In the case of controlling priority via the 802.11 side of the system, prioritization can be based on, for example, the IEEE 802.11e standard, which prioritizes WLAN traffic based on data type (e.g., voice, video, best effort, low priority data, etc.) between multiple WLAN devices in an area around an access point. The MAC of each 802.11 device is cognizant of the data type information and could use it in a similar manner to the Bluetooth profile method described above. In particular, the 802.11 MAC could control the communications control logic based on the data type provided by the 802.11e standard. Alternatively one can also implement a solution that uses both the 802.11e information and the Bluetooth profile information, where an arbiter (preferably in the communications control logic) decides which wireless device is assigned an upcoming time slot to transmit or receive.

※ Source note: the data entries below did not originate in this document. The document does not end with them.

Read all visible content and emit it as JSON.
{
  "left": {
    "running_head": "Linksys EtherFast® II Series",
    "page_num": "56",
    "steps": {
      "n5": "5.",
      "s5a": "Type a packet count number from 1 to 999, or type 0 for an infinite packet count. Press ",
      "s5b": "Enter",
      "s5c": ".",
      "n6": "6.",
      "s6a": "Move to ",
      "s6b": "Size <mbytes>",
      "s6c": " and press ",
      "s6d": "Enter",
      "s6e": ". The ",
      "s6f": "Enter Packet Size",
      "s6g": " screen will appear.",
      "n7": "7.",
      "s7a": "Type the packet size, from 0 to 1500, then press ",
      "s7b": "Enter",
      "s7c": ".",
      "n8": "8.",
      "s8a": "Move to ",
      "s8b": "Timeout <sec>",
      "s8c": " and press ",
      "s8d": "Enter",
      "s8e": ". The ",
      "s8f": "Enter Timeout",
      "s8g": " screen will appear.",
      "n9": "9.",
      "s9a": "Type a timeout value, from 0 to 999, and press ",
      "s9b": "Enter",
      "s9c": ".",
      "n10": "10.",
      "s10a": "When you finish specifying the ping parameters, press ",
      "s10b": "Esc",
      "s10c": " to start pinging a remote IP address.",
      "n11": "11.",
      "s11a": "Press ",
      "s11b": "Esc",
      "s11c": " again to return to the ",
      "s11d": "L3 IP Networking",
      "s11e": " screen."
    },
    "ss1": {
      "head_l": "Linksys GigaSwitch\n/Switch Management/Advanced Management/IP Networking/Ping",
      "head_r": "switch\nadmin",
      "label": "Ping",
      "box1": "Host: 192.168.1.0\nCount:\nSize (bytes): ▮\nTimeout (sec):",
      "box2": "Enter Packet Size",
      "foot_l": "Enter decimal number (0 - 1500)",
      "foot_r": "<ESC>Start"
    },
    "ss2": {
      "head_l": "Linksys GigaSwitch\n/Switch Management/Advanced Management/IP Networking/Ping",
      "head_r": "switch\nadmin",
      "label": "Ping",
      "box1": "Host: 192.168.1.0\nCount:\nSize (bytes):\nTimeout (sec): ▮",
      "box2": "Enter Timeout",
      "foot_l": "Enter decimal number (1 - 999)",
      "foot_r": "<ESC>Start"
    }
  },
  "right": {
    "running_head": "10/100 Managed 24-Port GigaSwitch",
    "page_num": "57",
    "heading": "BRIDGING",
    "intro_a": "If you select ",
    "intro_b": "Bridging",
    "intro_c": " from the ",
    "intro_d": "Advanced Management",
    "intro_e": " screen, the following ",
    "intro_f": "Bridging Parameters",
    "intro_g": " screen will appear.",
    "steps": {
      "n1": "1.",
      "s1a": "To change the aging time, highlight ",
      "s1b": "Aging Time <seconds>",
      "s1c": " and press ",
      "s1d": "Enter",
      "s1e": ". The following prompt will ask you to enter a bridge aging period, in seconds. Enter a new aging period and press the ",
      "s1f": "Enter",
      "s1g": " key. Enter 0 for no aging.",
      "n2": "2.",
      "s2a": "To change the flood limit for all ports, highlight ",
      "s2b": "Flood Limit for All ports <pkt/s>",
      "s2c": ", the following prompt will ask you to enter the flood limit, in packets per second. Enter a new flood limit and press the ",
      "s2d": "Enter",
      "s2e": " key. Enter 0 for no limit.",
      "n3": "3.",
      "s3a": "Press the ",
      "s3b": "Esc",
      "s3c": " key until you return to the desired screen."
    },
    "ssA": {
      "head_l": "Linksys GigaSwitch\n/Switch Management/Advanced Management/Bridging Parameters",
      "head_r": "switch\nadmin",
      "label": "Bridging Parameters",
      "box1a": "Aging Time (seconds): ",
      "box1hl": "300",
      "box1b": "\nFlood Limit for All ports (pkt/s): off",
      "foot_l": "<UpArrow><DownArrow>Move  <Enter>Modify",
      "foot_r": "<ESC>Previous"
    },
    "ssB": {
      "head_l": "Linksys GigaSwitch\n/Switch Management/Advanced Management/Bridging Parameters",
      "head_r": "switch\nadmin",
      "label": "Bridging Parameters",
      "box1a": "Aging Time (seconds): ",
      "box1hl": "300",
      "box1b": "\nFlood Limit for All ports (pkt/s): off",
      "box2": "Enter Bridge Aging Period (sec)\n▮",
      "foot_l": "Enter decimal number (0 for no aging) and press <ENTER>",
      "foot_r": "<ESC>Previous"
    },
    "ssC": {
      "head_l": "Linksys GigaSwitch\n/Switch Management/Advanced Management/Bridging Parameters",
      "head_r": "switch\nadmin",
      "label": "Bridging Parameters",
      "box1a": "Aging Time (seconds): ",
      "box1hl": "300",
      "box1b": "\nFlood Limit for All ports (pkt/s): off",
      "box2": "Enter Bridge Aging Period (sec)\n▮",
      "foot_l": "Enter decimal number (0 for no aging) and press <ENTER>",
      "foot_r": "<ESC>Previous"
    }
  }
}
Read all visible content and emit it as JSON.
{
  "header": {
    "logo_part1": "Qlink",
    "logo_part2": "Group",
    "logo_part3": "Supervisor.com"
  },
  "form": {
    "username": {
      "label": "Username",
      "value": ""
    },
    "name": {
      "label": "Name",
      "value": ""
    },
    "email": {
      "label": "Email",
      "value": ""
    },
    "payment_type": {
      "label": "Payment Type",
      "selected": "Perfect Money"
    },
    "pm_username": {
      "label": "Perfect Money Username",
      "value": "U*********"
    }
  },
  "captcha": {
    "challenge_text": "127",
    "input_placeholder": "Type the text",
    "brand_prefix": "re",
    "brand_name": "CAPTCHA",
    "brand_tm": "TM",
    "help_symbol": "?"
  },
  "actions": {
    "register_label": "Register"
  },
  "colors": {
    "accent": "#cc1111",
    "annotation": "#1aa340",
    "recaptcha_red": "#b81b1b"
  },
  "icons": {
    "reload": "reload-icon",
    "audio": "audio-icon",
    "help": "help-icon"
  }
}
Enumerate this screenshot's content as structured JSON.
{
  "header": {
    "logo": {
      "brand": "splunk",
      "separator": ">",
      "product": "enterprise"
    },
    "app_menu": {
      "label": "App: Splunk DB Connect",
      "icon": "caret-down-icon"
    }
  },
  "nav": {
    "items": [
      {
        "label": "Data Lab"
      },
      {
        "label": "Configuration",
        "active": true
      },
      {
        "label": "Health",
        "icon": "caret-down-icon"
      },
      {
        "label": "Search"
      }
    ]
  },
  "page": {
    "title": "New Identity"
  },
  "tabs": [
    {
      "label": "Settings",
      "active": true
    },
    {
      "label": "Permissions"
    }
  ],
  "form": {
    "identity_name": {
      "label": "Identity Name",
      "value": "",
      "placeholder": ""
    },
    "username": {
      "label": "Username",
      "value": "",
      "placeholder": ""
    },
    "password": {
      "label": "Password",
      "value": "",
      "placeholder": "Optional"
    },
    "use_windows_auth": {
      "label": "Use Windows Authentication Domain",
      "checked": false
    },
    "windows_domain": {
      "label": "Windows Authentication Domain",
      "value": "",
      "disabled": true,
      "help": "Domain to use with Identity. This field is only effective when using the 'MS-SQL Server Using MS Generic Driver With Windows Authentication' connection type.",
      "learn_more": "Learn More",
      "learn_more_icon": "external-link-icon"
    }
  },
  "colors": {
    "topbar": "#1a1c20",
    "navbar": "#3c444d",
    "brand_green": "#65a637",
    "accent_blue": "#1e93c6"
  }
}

In view of the above, arbitration of multiple wireless communications can be achieved in relation to the nature of the communication and its importance to the user, as opposed to the types of packets that are used to transmit data of the communications. Notably, this form of arbitration can be used to arbitrate between communications using different protocols, such as Bluetooth and IEEE 802.11, as well as between communications transmitted using the same protocol. For example, the disclosed arbitration can be used to establish priorities as between two different Bluetooth communications.